:: Supplied records ::
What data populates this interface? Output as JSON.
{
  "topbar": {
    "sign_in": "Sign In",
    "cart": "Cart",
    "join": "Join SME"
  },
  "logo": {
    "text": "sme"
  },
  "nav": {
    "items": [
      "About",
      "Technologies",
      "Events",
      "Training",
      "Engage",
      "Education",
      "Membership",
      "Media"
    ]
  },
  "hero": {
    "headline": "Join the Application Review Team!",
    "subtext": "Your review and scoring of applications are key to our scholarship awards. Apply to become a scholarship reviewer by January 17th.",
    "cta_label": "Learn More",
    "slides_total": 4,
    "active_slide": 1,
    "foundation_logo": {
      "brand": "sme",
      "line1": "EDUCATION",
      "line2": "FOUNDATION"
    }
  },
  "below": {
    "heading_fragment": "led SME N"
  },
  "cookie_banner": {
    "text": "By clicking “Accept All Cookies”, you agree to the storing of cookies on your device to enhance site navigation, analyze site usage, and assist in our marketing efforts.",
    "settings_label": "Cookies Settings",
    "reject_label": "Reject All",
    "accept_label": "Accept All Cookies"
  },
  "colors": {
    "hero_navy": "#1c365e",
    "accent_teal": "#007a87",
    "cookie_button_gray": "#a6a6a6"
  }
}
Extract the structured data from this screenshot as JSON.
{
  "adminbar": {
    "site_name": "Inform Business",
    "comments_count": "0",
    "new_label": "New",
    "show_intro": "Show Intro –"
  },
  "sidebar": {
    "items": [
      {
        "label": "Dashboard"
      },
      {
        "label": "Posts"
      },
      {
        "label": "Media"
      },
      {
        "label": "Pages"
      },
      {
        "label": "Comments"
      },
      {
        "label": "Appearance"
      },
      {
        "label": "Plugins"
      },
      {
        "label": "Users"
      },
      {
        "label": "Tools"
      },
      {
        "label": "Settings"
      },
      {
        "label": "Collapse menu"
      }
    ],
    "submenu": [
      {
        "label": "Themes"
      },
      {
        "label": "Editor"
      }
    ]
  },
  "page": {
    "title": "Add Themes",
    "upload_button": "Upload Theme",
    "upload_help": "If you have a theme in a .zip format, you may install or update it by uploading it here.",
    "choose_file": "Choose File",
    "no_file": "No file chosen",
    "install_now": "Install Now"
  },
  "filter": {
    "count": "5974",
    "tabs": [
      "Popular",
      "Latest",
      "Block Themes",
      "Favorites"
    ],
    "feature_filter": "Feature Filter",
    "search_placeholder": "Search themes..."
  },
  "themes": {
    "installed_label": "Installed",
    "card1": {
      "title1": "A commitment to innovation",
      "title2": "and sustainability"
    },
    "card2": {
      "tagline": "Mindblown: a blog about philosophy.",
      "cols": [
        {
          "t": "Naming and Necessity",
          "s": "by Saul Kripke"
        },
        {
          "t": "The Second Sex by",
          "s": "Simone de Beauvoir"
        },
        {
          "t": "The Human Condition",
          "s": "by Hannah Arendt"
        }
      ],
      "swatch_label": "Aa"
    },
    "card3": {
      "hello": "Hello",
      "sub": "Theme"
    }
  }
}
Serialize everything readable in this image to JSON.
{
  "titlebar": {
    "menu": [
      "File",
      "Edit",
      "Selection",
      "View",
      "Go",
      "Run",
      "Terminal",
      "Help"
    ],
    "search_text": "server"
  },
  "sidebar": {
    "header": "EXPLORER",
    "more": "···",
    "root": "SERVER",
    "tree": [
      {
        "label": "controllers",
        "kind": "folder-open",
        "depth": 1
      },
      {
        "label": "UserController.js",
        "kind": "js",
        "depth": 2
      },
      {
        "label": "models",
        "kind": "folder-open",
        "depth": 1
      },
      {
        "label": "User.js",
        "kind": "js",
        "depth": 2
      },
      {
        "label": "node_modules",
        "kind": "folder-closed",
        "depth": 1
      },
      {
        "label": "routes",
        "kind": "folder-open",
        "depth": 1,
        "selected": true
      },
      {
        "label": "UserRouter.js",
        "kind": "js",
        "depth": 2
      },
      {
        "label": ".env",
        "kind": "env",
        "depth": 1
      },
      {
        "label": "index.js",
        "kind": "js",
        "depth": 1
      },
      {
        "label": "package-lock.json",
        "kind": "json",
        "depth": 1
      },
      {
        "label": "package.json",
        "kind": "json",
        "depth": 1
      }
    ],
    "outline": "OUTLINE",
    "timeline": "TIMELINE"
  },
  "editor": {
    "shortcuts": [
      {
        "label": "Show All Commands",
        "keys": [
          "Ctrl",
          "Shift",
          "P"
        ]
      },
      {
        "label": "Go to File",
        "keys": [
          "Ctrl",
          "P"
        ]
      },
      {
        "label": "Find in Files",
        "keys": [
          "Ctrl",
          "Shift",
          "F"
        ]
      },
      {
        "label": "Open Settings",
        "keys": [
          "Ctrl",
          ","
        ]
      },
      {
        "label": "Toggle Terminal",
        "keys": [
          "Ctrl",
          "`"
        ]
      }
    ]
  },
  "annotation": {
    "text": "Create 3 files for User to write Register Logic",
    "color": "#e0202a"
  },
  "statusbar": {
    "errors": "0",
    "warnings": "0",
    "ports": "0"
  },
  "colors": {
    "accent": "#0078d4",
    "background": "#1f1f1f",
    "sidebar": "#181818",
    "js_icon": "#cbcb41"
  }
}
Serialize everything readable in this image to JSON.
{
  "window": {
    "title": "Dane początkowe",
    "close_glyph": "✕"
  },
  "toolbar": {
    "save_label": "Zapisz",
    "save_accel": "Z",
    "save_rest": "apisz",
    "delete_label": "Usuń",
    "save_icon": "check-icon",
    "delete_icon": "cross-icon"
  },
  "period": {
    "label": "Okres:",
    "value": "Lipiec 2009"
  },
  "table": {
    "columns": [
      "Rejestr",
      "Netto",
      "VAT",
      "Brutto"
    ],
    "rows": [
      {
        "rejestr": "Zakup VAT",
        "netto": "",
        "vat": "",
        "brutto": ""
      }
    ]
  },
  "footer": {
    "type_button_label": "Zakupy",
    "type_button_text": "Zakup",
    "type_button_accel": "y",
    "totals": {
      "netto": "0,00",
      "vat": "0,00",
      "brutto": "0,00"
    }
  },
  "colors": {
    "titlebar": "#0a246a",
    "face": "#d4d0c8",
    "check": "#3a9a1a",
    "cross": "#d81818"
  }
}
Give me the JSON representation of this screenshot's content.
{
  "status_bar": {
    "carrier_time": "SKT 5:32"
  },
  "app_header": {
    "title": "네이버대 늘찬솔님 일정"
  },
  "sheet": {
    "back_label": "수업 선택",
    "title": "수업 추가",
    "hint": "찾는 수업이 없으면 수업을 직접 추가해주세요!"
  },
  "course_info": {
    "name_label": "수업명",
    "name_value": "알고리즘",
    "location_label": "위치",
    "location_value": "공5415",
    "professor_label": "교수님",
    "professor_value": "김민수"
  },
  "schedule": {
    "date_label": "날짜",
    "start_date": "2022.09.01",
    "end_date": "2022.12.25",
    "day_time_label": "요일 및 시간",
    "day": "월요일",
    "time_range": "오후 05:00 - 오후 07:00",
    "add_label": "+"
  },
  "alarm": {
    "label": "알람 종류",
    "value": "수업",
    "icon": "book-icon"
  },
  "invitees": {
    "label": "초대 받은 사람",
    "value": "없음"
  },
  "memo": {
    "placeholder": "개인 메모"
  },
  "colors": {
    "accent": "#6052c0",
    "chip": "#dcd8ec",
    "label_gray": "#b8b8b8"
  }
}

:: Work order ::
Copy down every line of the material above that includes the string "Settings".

:: Exercise answer ::
    "settings_label": "Cookies Settings",
        "label": "Settings"
        "label": "Open Settings",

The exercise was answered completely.